### TASK DESCRIPTION
Among the entries below, find the lines holding "icon" and copy them.

### RECORDS SHOWN

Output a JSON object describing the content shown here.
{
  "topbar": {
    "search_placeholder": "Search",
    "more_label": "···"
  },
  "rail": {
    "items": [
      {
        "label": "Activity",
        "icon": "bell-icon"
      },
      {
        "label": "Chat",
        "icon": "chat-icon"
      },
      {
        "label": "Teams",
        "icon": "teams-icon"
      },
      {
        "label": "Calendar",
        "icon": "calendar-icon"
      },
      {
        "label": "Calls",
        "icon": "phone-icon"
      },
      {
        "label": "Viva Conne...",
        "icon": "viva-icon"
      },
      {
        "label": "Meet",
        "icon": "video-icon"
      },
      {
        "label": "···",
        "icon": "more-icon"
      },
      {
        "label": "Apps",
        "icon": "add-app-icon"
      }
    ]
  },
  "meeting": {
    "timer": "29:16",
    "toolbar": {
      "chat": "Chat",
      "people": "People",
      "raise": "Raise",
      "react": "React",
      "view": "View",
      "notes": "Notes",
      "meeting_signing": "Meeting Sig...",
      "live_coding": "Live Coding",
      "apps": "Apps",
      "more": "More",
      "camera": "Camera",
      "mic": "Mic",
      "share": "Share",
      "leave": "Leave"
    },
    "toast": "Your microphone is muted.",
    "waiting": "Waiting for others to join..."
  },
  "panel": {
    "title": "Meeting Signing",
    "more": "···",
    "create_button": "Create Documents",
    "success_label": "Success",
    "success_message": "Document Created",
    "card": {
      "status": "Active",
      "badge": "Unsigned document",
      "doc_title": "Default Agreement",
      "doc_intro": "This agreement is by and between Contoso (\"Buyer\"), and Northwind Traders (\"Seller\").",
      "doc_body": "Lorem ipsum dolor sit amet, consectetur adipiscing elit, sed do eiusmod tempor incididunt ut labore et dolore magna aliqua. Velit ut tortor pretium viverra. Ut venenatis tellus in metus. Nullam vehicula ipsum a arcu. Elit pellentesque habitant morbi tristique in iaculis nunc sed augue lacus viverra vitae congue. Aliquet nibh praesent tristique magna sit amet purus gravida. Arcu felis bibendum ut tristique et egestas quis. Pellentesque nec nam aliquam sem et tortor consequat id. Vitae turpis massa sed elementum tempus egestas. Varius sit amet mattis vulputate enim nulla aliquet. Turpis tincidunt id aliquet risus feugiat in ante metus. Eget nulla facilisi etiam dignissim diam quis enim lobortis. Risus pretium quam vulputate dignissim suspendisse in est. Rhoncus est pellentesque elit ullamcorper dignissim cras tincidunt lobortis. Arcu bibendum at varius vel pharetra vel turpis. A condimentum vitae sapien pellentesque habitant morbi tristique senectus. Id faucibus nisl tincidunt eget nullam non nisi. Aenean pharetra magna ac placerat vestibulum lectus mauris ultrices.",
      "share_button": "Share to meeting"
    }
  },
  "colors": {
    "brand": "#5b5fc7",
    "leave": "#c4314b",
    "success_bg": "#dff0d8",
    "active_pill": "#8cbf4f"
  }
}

### WRITTEN RESPONSE
        "icon": "bell-icon"
        "icon": "chat-icon"
        "icon": "teams-icon"
        "icon": "calendar-icon"
        "icon": "phone-icon"
        "icon": "viva-icon"
        "icon": "video-icon"
        "icon": "more-icon"
        "icon": "add-app-icon"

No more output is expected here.